While we were preparing to serve our mission, we asked permission to serve one day a week in the México City Temple. Just before we arrived in México we learned that the Temple was closing for 18-months to 2-years. This was a great disappointment and we did not understand the “Why?” As we were thinking about how to help the Chalco Stake, the Spirit revealed why, at least one of the reasons, the Temple was closing at this time.

In México, there are about 1.3 million members of the Church of which 200,000 are active. That means only one in seven members are active. What has been hard for us to comprehend is the strength there is here in the Church. There are some fourth and fifth generation families and these members are strong. Many had been serving as Temple Workers, many are former Bishops, Stake Presidents and Missionaries. All of the Temple Workers were released on Jan 6th when the Temple closed. Most of them do not have callings. All of them are feeling the “emptiness” that Temple Workers feel when they are no longer able to serve. All of these need to be “kept close” so that they will be able to return to the Temple when it reopens. Many of them are seeking ways to serve.
What the Spirit told us was simply this: These Matrimonio Mayores are some of the 144,000 available and prepared to serve in México at this time and in this place. They are to serve their families and friends from their homes. I judge there is a message here for many other areas of the Church.

We are searching and finding these Matrimonio Mayores in every ward we visit. They are asking us how they can serve. We are inviting them to serve as Matrimonios Mayores as missionaries in their own wards and stakes. We have two couples training in the Mission Office right now as we figure out how to get them called as missionaries. We have two other couples who want to serve in their wards. We have a senior sister preparing to serve as a missionary in her ward and in the Office (she is also a dentist). We have lists of many released Temple Workers needing to serve. This is really exciting and marvelous. There is also a lot of opposition. I can only imagine where this will lead but we are on board and running with it.
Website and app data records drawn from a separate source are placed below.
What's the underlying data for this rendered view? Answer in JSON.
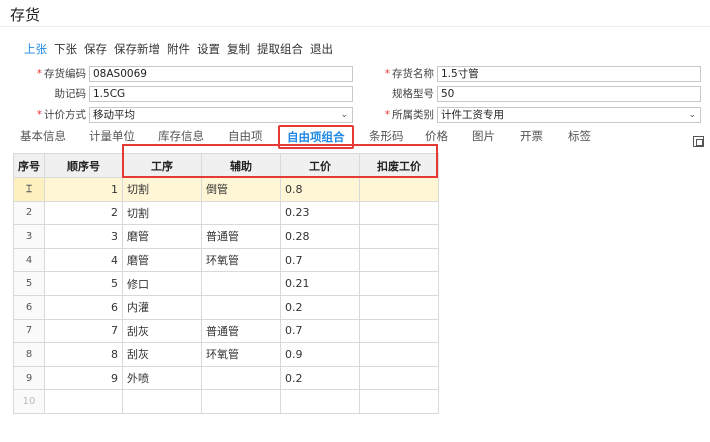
{
  "page": {
    "title": "存货"
  },
  "toolbar": {
    "buttons": [
      "上张",
      "下张",
      "保存",
      "保存新增",
      "附件",
      "设置",
      "复制",
      "提取组合",
      "退出"
    ]
  },
  "form": {
    "code": {
      "label": "存货编码",
      "value": "08AS0069"
    },
    "name": {
      "label": "存货名称",
      "value": "1.5寸管"
    },
    "memo": {
      "label": "助记码",
      "value": "1.5CG"
    },
    "spec": {
      "label": "规格型号",
      "value": "50"
    },
    "costing": {
      "label": "计价方式",
      "value": "移动平均"
    },
    "category": {
      "label": "所属类别",
      "value": "计件工资专用"
    }
  },
  "tabs": [
    "基本信息",
    "计量单位",
    "库存信息",
    "自由项",
    "自由项组合",
    "条形码",
    "价格",
    "图片",
    "开票",
    "标签"
  ],
  "active_tab": "自由项组合",
  "grid": {
    "columns": [
      "序号",
      "顺序号",
      "工序",
      "辅助",
      "工价",
      "扣废工价"
    ],
    "selected_marker": "⌶",
    "rows": [
      {
        "no": "1",
        "seq": "1",
        "process": "切割",
        "aux": "倒管",
        "price": "0.8",
        "scrap": ""
      },
      {
        "no": "2",
        "seq": "2",
        "process": "切割",
        "aux": "",
        "price": "0.23",
        "scrap": ""
      },
      {
        "no": "3",
        "seq": "3",
        "process": "磨管",
        "aux": "普通管",
        "price": "0.28",
        "scrap": ""
      },
      {
        "no": "4",
        "seq": "4",
        "process": "磨管",
        "aux": "环氧管",
        "price": "0.7",
        "scrap": ""
      },
      {
        "no": "5",
        "seq": "5",
        "process": "修口",
        "aux": "",
        "price": "0.21",
        "scrap": ""
      },
      {
        "no": "6",
        "seq": "6",
        "process": "内灌",
        "aux": "",
        "price": "0.2",
        "scrap": ""
      },
      {
        "no": "7",
        "seq": "7",
        "process": "刮灰",
        "aux": "普通管",
        "price": "0.7",
        "scrap": ""
      },
      {
        "no": "8",
        "seq": "8",
        "process": "刮灰",
        "aux": "环氧管",
        "price": "0.9",
        "scrap": ""
      },
      {
        "no": "9",
        "seq": "9",
        "process": "外喷",
        "aux": "",
        "price": "0.2",
        "scrap": ""
      },
      {
        "no": "10",
        "seq": "",
        "process": "",
        "aux": "",
        "price": "",
        "scrap": ""
      }
    ]
  },
  "colors": {
    "accent": "#1e88e5",
    "highlight": "#e53935",
    "selected_row": "#fff6d6"
  }
}
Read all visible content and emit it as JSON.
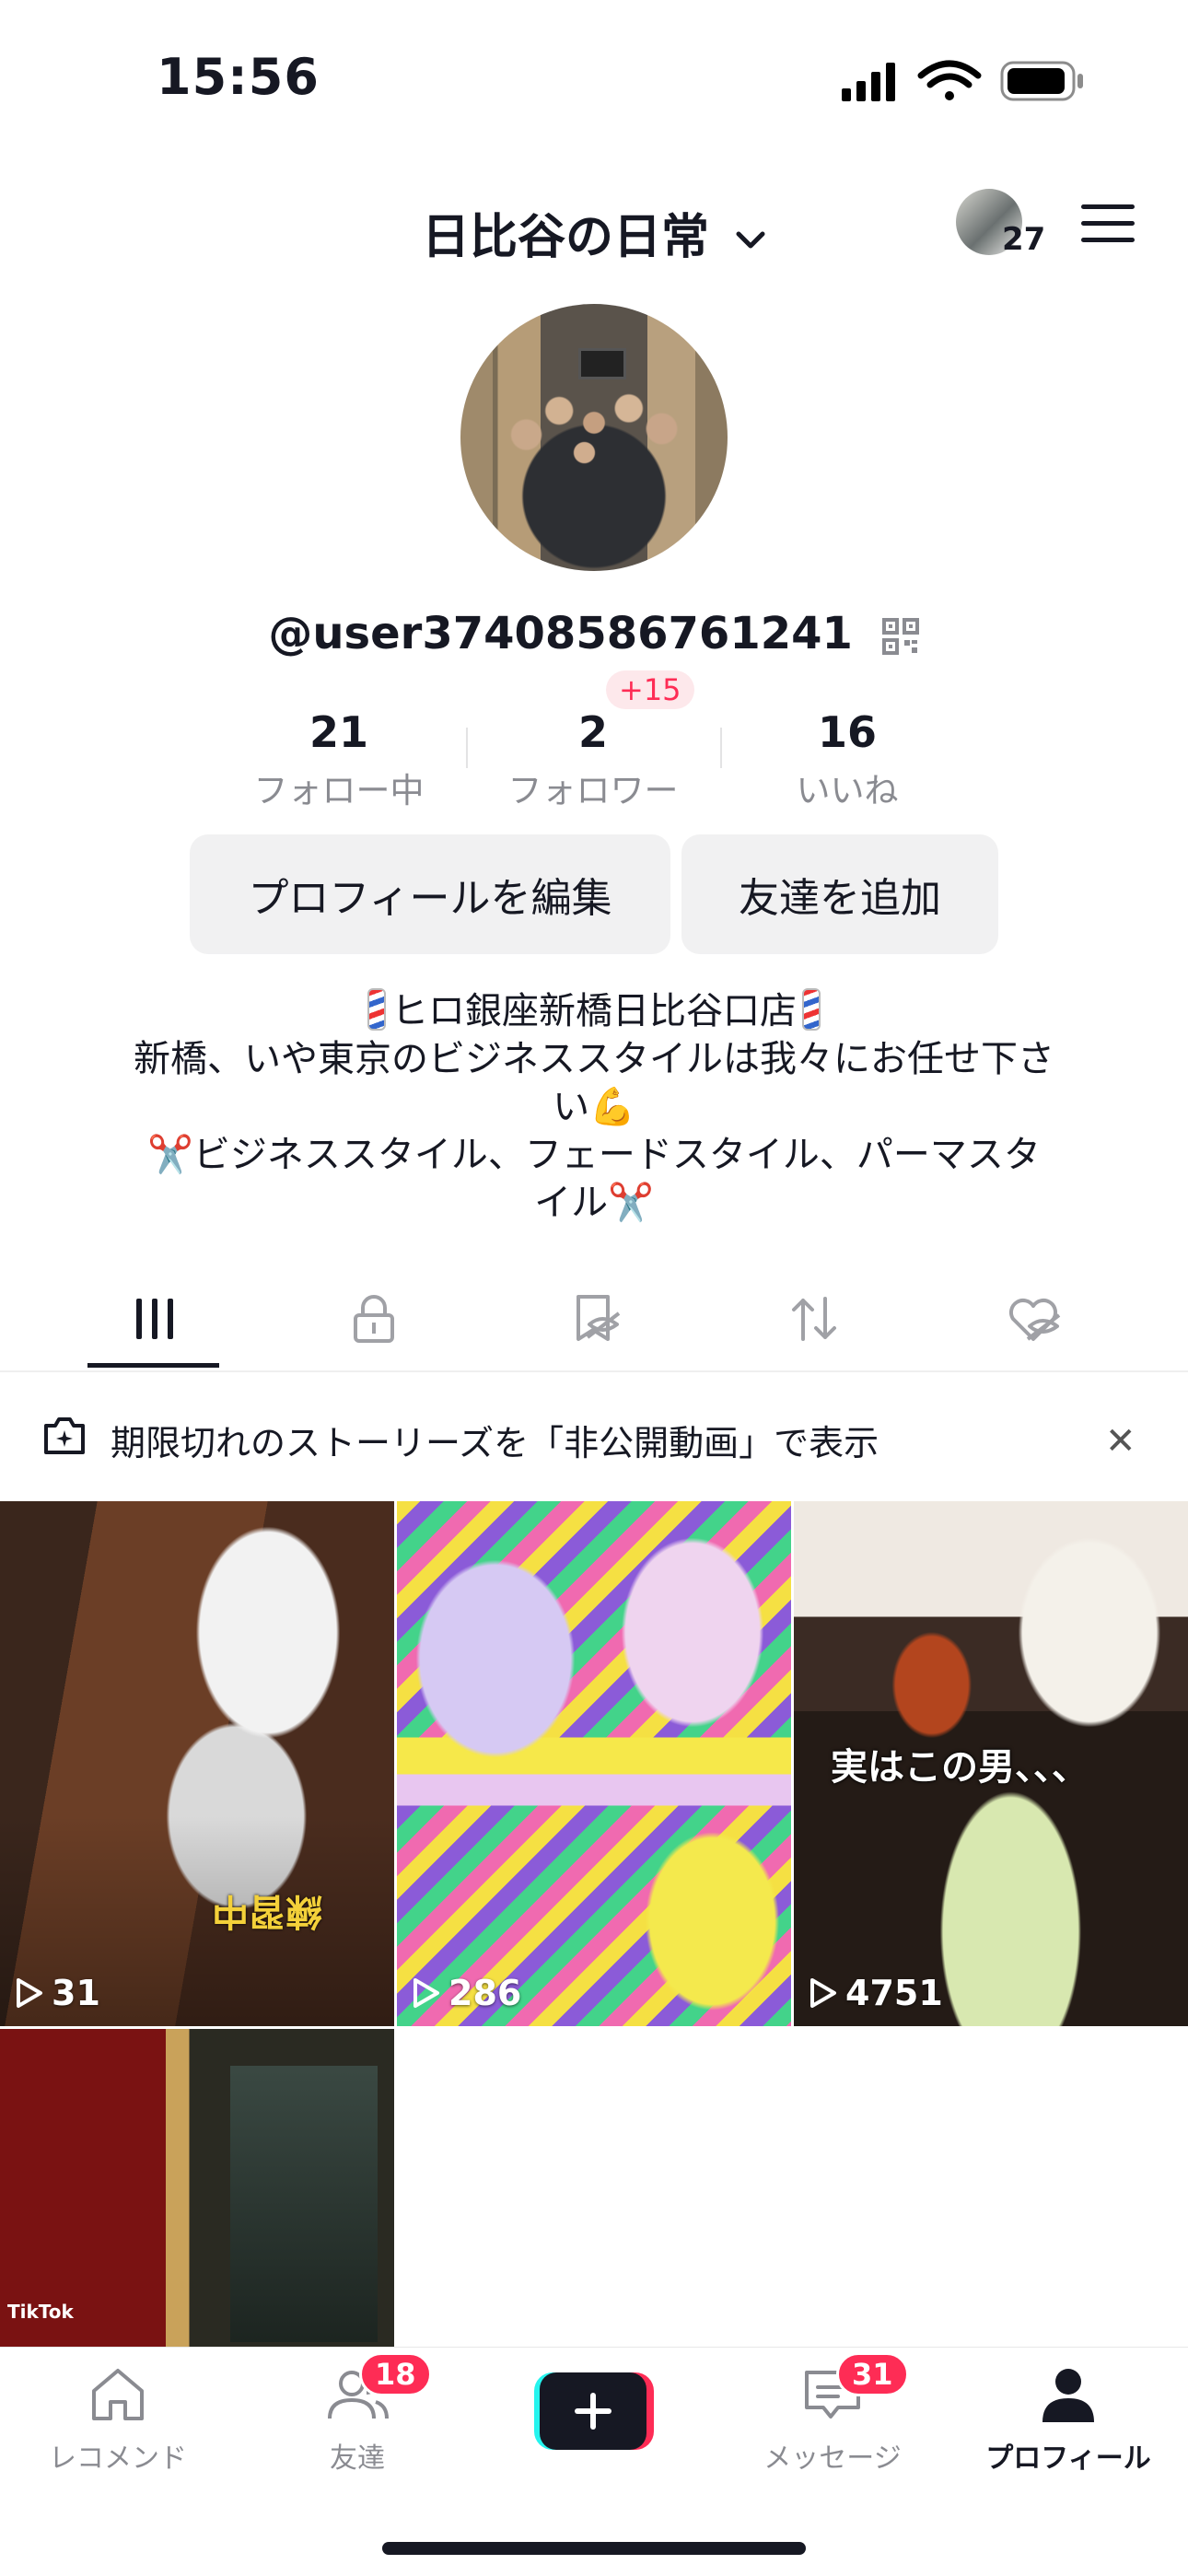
{
  "status_bar": {
    "time": "15:56"
  },
  "header": {
    "account_name": "日比谷の日常",
    "mini_avatar_count": "27"
  },
  "profile": {
    "username": "@user37408586761241",
    "stats": [
      {
        "value": "21",
        "label": "フォロー中"
      },
      {
        "value": "2",
        "label": "フォロワー",
        "badge": "+15"
      },
      {
        "value": "16",
        "label": "いいね"
      }
    ],
    "buttons": {
      "edit": "プロフィールを編集",
      "add_friend": "友達を追加"
    },
    "bio": {
      "line1": "ヒロ銀座新橋日比谷口店",
      "line2": "新橋、いや東京のビジネススタイルは我々にお任せ下さ",
      "line3": "い💪",
      "line4": "✂️ビジネススタイル、フェードスタイル、パーマスタ",
      "line5": "イル✂️"
    }
  },
  "tabs": {
    "icons": [
      "grid-icon",
      "lock-icon",
      "bookmark-hidden-icon",
      "repost-icon",
      "liked-hidden-icon"
    ],
    "active_index": 0
  },
  "story_notice": {
    "text": "期限切れのストーリーズを「非公開動画」で表示"
  },
  "videos": [
    {
      "views": "31",
      "overlay_text": "練習中"
    },
    {
      "views": "286"
    },
    {
      "views": "4751",
      "caption": "実はこの男、、、"
    },
    {
      "watermark": "TikTok"
    }
  ],
  "bottom_nav": [
    {
      "label": "レコメンド"
    },
    {
      "label": "友達",
      "badge": "18"
    },
    {
      "label": ""
    },
    {
      "label": "メッセージ",
      "badge": "31"
    },
    {
      "label": "プロフィール"
    }
  ],
  "colors": {
    "accent": "#fe2c55",
    "text": "#161823",
    "muted": "#8a8b91"
  }
}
There is a new Church website called: La Obra de Salvación (the Work of Salvation). It is really a renewed vision of missionary work with members of the Church. It is nothing new. The program is contained in Preach My Gospel, chapter-13 and in Administration of the Church, Manual-2, chapters 4 and 5. It is the way for missionaries and members to work together and prepare a people to receive the Lord.

Our service in the Fredonia Branch in New York while we were serving at the Temple prepared us and gave us the plan and pattern to follow here in México. It is fascinating to see how the Lord orchestrates his work and how he prepares us.
We do not know what the next three months we bring. We do know it will only grow as it will grow at home.